Great Smoky Mountain National Park Photographers Guide

Great Smoky Mountain National Park is the most visited in the national park system. This is due to the location of the park, it's accessible for all ages and abilities, and the cities of Gatlinburg and Pigeon Forge offer many activities for the tourist type of visitor. On my most recent trip I stayed in a log cabin in the hills above Gatlinburg. I avoided Pigeon Forge like the plague because it's very much like Las Vegas. Not my scene. Gatlinburg is not much different just smaller and closer to the park entrance. Great Smoky Mountain National Park has no entrance fees. From what I was told, it's because the property was donated to the park system and in that turnover part of the deal was to keep the park free to the public. It's a nice little bonus for the visiting public. The first thing to keep in mind when headed to The Smokies is realize that it's very crowded. The hiking trails are busy even shortly after daybreak. I was on several hikes just after the sun had risen and people were already on their way down the trail. On the way back to the car it was a steady line of hikers heading into the wilderness. This was the case for a short 3 mile round tripper at Grotto Falls and a longer 8 mile round tripper at Ramsey Cascades. It's the busiest park by far I've been to and it wasn't peak season! I can't imagine what it's like in the summer!

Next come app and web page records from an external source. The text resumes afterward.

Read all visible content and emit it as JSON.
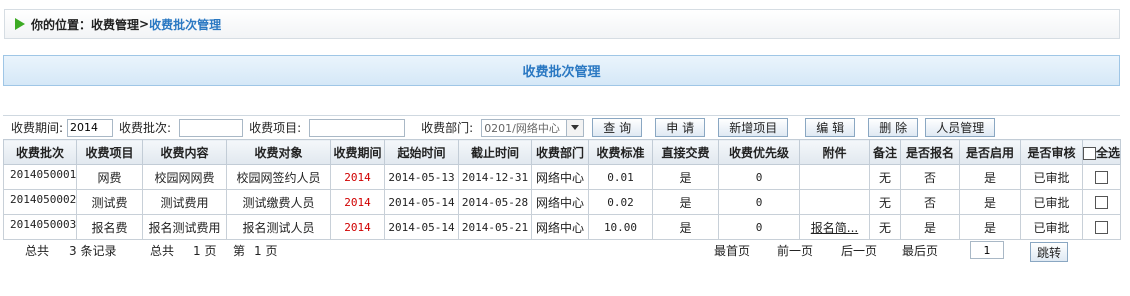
{
  "breadcrumb": {
    "prefix": "你的位置：",
    "parent": "收费管理",
    "separator": ">",
    "current": "收费批次管理"
  },
  "page_title": "收费批次管理",
  "filter": {
    "period_label": "收费期间:",
    "period_value": "2014",
    "batch_label": "收费批次:",
    "batch_value": "",
    "item_label": "收费项目:",
    "item_value": "",
    "dept_label": "收费部门:",
    "dept_selected": "0201/网络中心",
    "buttons": {
      "query": "查 询",
      "apply": "申 请",
      "add_item": "新增项目",
      "edit": "编 辑",
      "delete": "删 除",
      "staff": "人员管理"
    }
  },
  "table": {
    "headers": [
      "收费批次",
      "收费项目",
      "收费内容",
      "收费对象",
      "收费期间",
      "起始时间",
      "截止时间",
      "收费部门",
      "收费标准",
      "直接交费",
      "收费优先级",
      "附件",
      "备注",
      "是否报名",
      "是否启用",
      "是否审核"
    ],
    "select_all_label": "全选",
    "rows": [
      {
        "batch": "2014050001",
        "item": "网费",
        "content": "校园网网费",
        "target": "校园网签约人员",
        "period": "2014",
        "start": "2014-05-13",
        "end": "2014-12-31",
        "dept": "网络中心",
        "standard": "0.01",
        "direct": "是",
        "priority": "0",
        "attachment": "",
        "remark": "无",
        "signup": "否",
        "enabled": "是",
        "audit": "已审批"
      },
      {
        "batch": "2014050002",
        "item": "测试费",
        "content": "测试费用",
        "target": "测试缴费人员",
        "period": "2014",
        "start": "2014-05-14",
        "end": "2014-05-28",
        "dept": "网络中心",
        "standard": "0.02",
        "direct": "是",
        "priority": "0",
        "attachment": "",
        "remark": "无",
        "signup": "否",
        "enabled": "是",
        "audit": "已审批"
      },
      {
        "batch": "2014050003",
        "item": "报名费",
        "content": "报名测试费用",
        "target": "报名测试人员",
        "period": "2014",
        "start": "2014-05-14",
        "end": "2014-05-21",
        "dept": "网络中心",
        "standard": "10.00",
        "direct": "是",
        "priority": "0",
        "attachment": "报名简...",
        "remark": "无",
        "signup": "是",
        "enabled": "是",
        "audit": "已审批"
      }
    ]
  },
  "footer": {
    "total_prefix": "总共",
    "total_records": "3 条记录",
    "pages_prefix": "总共",
    "pages_value": "1 页",
    "current_prefix": "第",
    "current_value": "1 页",
    "first": "最首页",
    "prev": "前一页",
    "next": "后一页",
    "last": "最后页",
    "page_input": "1",
    "jump": "跳转"
  },
  "colors": {
    "accent_blue": "#2a78c2",
    "period_red": "#d00000",
    "arrow_green": "#3dab24"
  }
}
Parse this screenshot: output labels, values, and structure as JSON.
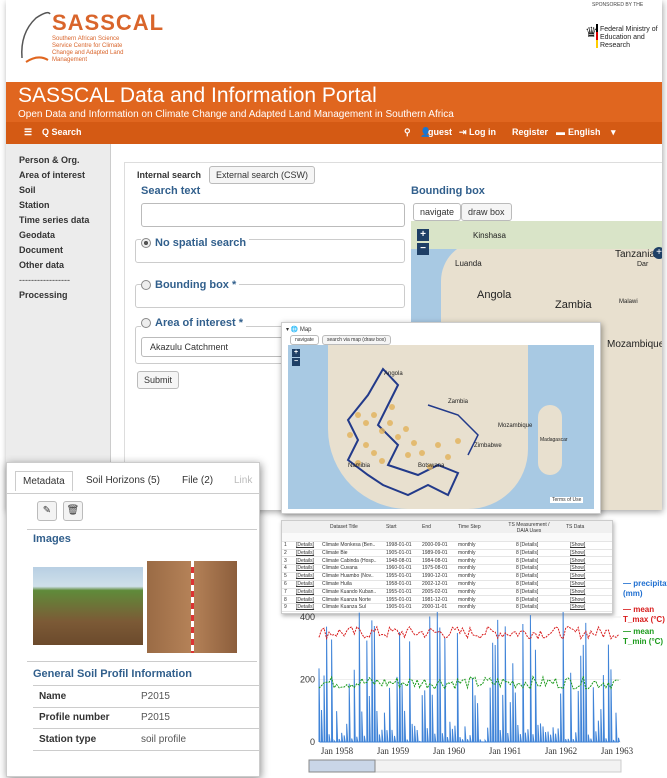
{
  "header": {
    "logo_text": "SASSCAL",
    "logo_sub": "Southern African Science Service Centre for Climate Change and Adapted Land Management",
    "sponsor_small": "SPONSORED BY THE",
    "sponsor_text": "Federal Ministry of Education and Research",
    "title": "SASSCAL Data and Information Portal",
    "subtitle": "Open Data and Information on Climate Change and Adapted Land Management in Southern Africa"
  },
  "nav": {
    "search": "Q Search",
    "guest": "guest",
    "login": "Log in",
    "register": "Register",
    "language": "English"
  },
  "sidebar": [
    "Person & Org.",
    "Area of interest",
    "Soil",
    "Station",
    "Time series data",
    "Geodata",
    "Document",
    "Other data",
    "-----------------",
    "Processing"
  ],
  "search": {
    "tab_internal": "Internal search",
    "tab_external": "External search (CSW)",
    "search_text_label": "Search text",
    "no_spatial": "No spatial search",
    "bbox_label": "Bounding box *",
    "aoi_label": "Area of interest *",
    "aoi_value": "Akazulu Catchment",
    "submit": "Submit",
    "bbox_title": "Bounding box",
    "navigate": "navigate",
    "draw_box": "draw box"
  },
  "map1": {
    "labels": [
      "Kinshasa",
      "Luanda",
      "Angola",
      "Zambia",
      "Malawi",
      "Tanzania",
      "Dar",
      "Mozambique"
    ]
  },
  "map2": {
    "title": "Map",
    "navigate": "navigate",
    "search_via_map": "search via map (draw box)",
    "labels": [
      "Angola",
      "Zambia",
      "Zimbabwe",
      "Mozambique",
      "Botswana",
      "Namibia",
      "Madagascar"
    ],
    "attribution": "Terms of Use"
  },
  "table": {
    "headers": [
      "Dataset Title",
      "Start",
      "End",
      "Time Step",
      "TS Measurement / DAIA Uaes",
      "TS Data"
    ],
    "rows": [
      [
        "1",
        "[Details]",
        "Climate Monkesa (Ben..",
        "1998-01-01",
        "2000-09-01",
        "monthly",
        "8 [Details]",
        "[Show]"
      ],
      [
        "2",
        "[Details]",
        "Climate Bie",
        "1905-01-01",
        "1989-09-01",
        "monthly",
        "8 [Details]",
        "[Show]"
      ],
      [
        "3",
        "[Details]",
        "Climate Cabinda (Hosp..",
        "1948-08-01",
        "1984-08-01",
        "monthly",
        "8 [Details]",
        "[Show]"
      ],
      [
        "4",
        "[Details]",
        "Climate Cuvana",
        "1960-01-01",
        "1975-08-01",
        "monthly",
        "8 [Details]",
        "[Show]"
      ],
      [
        "5",
        "[Details]",
        "Climate Huambo (Nov..",
        "1955-01-01",
        "1990-12-01",
        "monthly",
        "8 [Details]",
        "[Show]"
      ],
      [
        "6",
        "[Details]",
        "Climate Huila",
        "1958-01-01",
        "2002-12-01",
        "monthly",
        "8 [Details]",
        "[Show]"
      ],
      [
        "7",
        "[Details]",
        "Climate Kuando Kuban..",
        "1955-01-01",
        "2005-02-01",
        "monthly",
        "8 [Details]",
        "[Show]"
      ],
      [
        "8",
        "[Details]",
        "Climate Kuanza Norte",
        "1955-01-01",
        "1981-12-01",
        "monthly",
        "8 [Details]",
        "[Show]"
      ],
      [
        "9",
        "[Details]",
        "Climate Kuanza Sul",
        "1905-01-01",
        "2000-11-01",
        "monthly",
        "8 [Details]",
        "[Show]"
      ]
    ]
  },
  "metadata": {
    "tabs": [
      "Metadata",
      "Soil Horizons (5)",
      "File (2)",
      "Link"
    ],
    "images_title": "Images",
    "general_title": "General Soil Profil Information",
    "rows": [
      {
        "k": "Name",
        "v": "P2015"
      },
      {
        "k": "Profile number",
        "v": "P2015"
      },
      {
        "k": "Station type",
        "v": "soil profile"
      }
    ]
  },
  "chart_data": {
    "type": "line",
    "x_ticks": [
      "Jan 1958",
      "Jan 1959",
      "Jan 1960",
      "Jan 1961",
      "Jan 1962",
      "Jan 1963"
    ],
    "y_ticks": [
      0,
      200,
      400
    ],
    "ylim": [
      0,
      480
    ],
    "legend": [
      {
        "name": "precipitation (mm)",
        "color": "#1f6fd1"
      },
      {
        "name": "mean T_max (°C)",
        "color": "#d81b1b"
      },
      {
        "name": "mean T_min (°C)",
        "color": "#1a9a1a"
      }
    ],
    "series_levels": {
      "precipitation": "spikes 0-420",
      "tmax": "~350",
      "tmin": "~200"
    }
  },
  "colors": {
    "brand": "#e0661f",
    "nav": "#d45a14",
    "heading": "#315f8c"
  }
}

The park has many iconic scenes that photographers must see. On the top of my list was Clingmans Dome. The view is fantastic! Sunrise is a great time to capture the backlit layers of mountains and hills, but a decent sunrise is always a crapshoot. According the the park service, over the last 50 years man made pollution has decreased visibility by upwards of 80% during summer and 40% in the winter. That's crazy! I witnessed it first hand. Even though there were no clouds the haze clearly blocked out the rising sun. Out of the 5 sunrises and 5 sunsets I witnessed only two is what I would consider "normal". The others were ruined by haze and pollution. Plan on trying to get a good sunrise or sunset several times before one decides to make an appearance.

Other than Clingmans Dome, must see locations include The Roaring Fork Motor Trail, Newfoundland Gap, Little River Road, The Greenbrier area, and Cades Cove. The roaring fork motor trail and greenbrier area was my favorite for photographing the rivers. The best overlooks are New Foundland Gap overlook, Clingmans Dome and Morton overlook. There is a lot to explore with opportunities for all seasons. Winter is probably the least desirable. Snow will fall but normally doesn't stay around long at lower elevations and even at higher elevations, like Clingmans Dome, they only see an average of around 70 inches of snowfall a year. So if you are the outdoors type or if you are a tourist type who likes shopping, craft and art fairs, and unique stores, The Smoky Mountain area is a good choice. If you want more seclusion, privacy, and a backcountry experience, I would recommend a different park.

 

Smoky mountain sunrise photo from Clingmans Dome